Ballot Confuses Financing Of Proposed Albuquerque Stadium

ALBUQUERQUE, N.M. (AP) — Voters in Albuquerque may be confused about how a proposed soccer stadium will be funded because the ballot measure includes inconsistent language about financing for the city’s $50 million stadium bond proposal.

The Albuquerque Journal reports that the ballot — used since early voting began Oct. 5 — initially describes the project financing as coming from “gross receipts tax revenue bonds,” which are known as GRT.

However, the place where voters mark their ballots refers to general obligation bonds, known as GO, which are a different financing mechanism paid off with property taxes.

Officials have said they don’t know how the mix-up happened and that it does not pose a legal issue.

Critics in the neighborhood where the stadium could possibly be built and other residents have said the city should use the money earmarked for stadium construction to address other problems such as crime and Albuquerque's record-setting pace of homicides.

The New Mexico United professional soccer team would be the venue’s primary tenant and would lease the stadium from the city. The team has contributed $840,000 in cash and over $28,000 more via in-kind goods and services to New Mexico United for All, a political action committee promoting the bond with an advertising blitz.

The committee has been the biggest fundraiser and spender in the city election, in which voters will also choose the mayor, some city councilors and school board members. Voting ends Nov. 2.

The city plans to pledge some of its GRT — a tax assessed on the sale of goods and services — to make annual payments on the $50 million it would borrow to build the stadium.

While Mayor Tim Keller’s administration has said it would pursue the stadium only if voters approve the allocation of the money, GRT bonds — unlike GO bonds — do not technically require voter approval.

The city has spent about $13 million a year on its existing GRT bond debt but recently paid off some of those bonds. That freed up about $4 million per year, which officials have said they could apply toward new stadium debt if voters approve the $50 million bond.

The new stadium debt would require payments of about $3 million annually for 25 years.

New Mexico United has pledged to pay $900,000 to the city annually to use the stadium. The team also has said it would pay $10 million toward construction.

Some critics have argued that the team’s owners are wealthy and do not need a subsidized project. Others fear the project would hurt surrounding neighborhoods by bringing noise and traffic.
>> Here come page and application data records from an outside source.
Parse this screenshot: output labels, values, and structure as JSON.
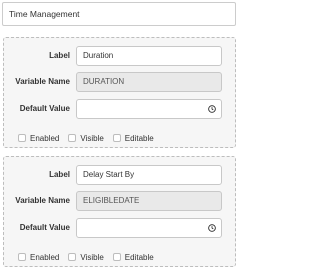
{
  "header": {
    "title": "Time Management"
  },
  "panels": [
    {
      "fields": {
        "label_label": "Label",
        "label_value": "Duration",
        "variable_label": "Variable Name",
        "variable_value": "DURATION",
        "default_label": "Default Value",
        "default_value": ""
      },
      "checks": {
        "enabled": "Enabled",
        "visible": "Visible",
        "editable": "Editable"
      }
    },
    {
      "fields": {
        "label_label": "Label",
        "label_value": "Delay Start By",
        "variable_label": "Variable Name",
        "variable_value": "ELIGIBLEDATE",
        "default_label": "Default Value",
        "default_value": ""
      },
      "checks": {
        "enabled": "Enabled",
        "visible": "Visible",
        "editable": "Editable"
      }
    }
  ],
  "icons": {
    "clock": "clock-icon"
  },
  "colors": {
    "panel_bg": "#f6f6f6",
    "readonly_bg": "#e9e9e9",
    "border": "#c8c8c8"
  }
}
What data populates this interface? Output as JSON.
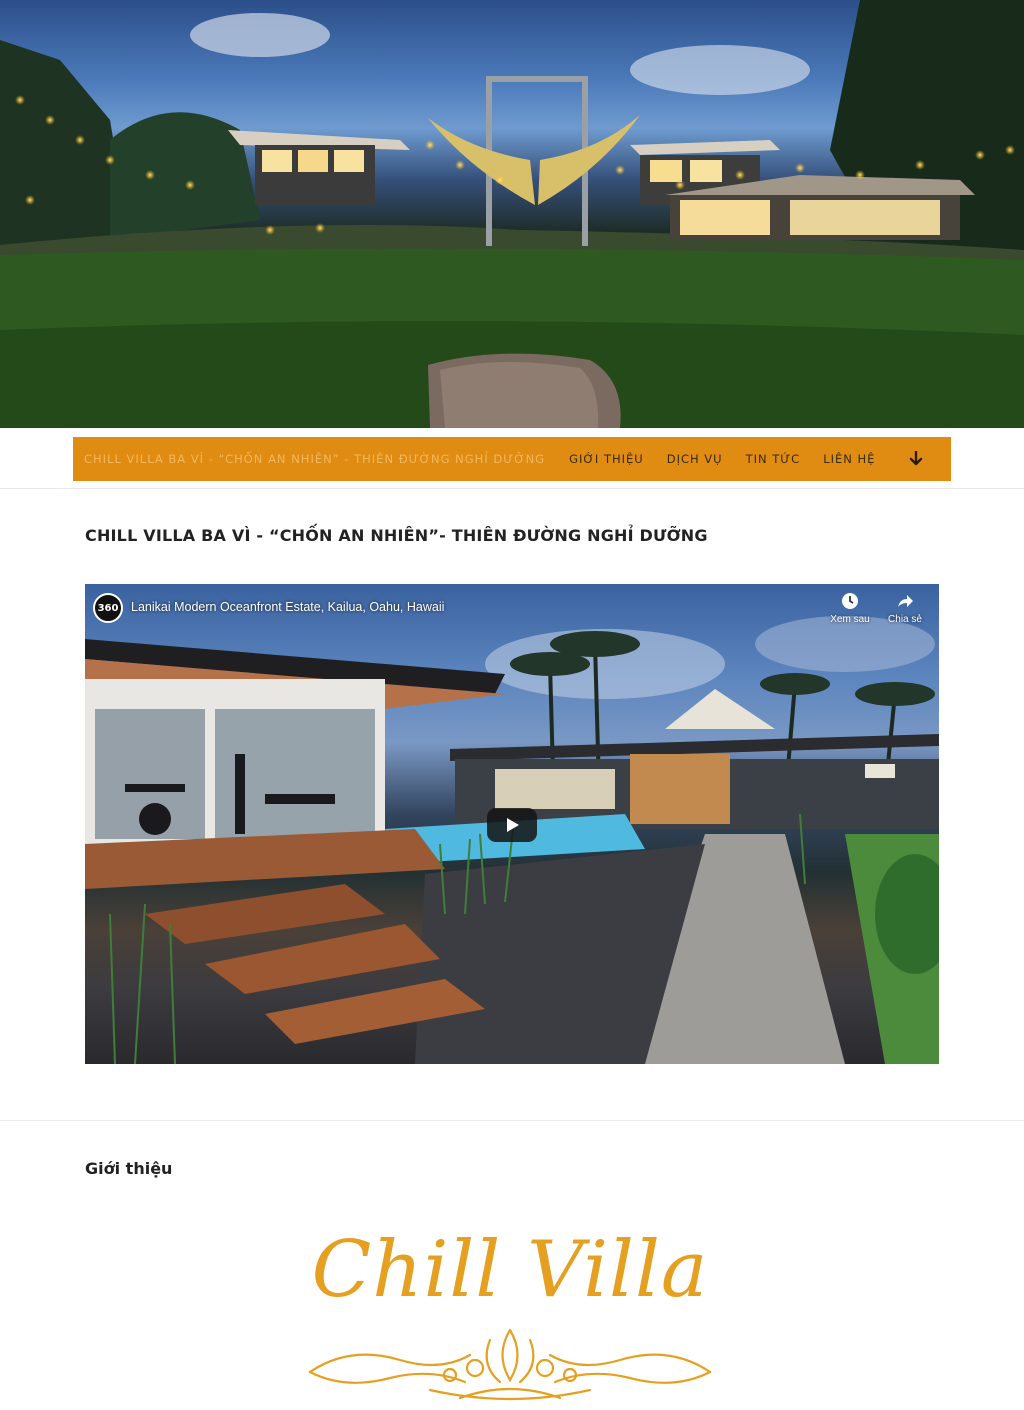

“I have learned to be wary of our political processes that too often ask a quick ‘yes’ from constituents with a promise to take community concerns into account later, only to discover once the ‘yes’ is given that there is no reason to continue working diligently with the community to address concerns,” said Jon Moore, pastor at First United Methodist Church.

The city must craft a “community benefits agreement” with the team and the affected neighborhood before a stadium is built. The Barelas Neighborhood Association and Barelas Community Coalition representing residents near one of the preferred stadium sites released a statement stressing the importance of the agreement.

But some opponents still question whether neighborhoods would truly be protected even with the agreement. Frances Armijo from the South Broadway neighborhood also near a proposed stadium site said she feels residents near the two preferred sites are “sacrificial lambs.”

“CBAs or no CBAs, once the damage is done, the damage is done,” she said.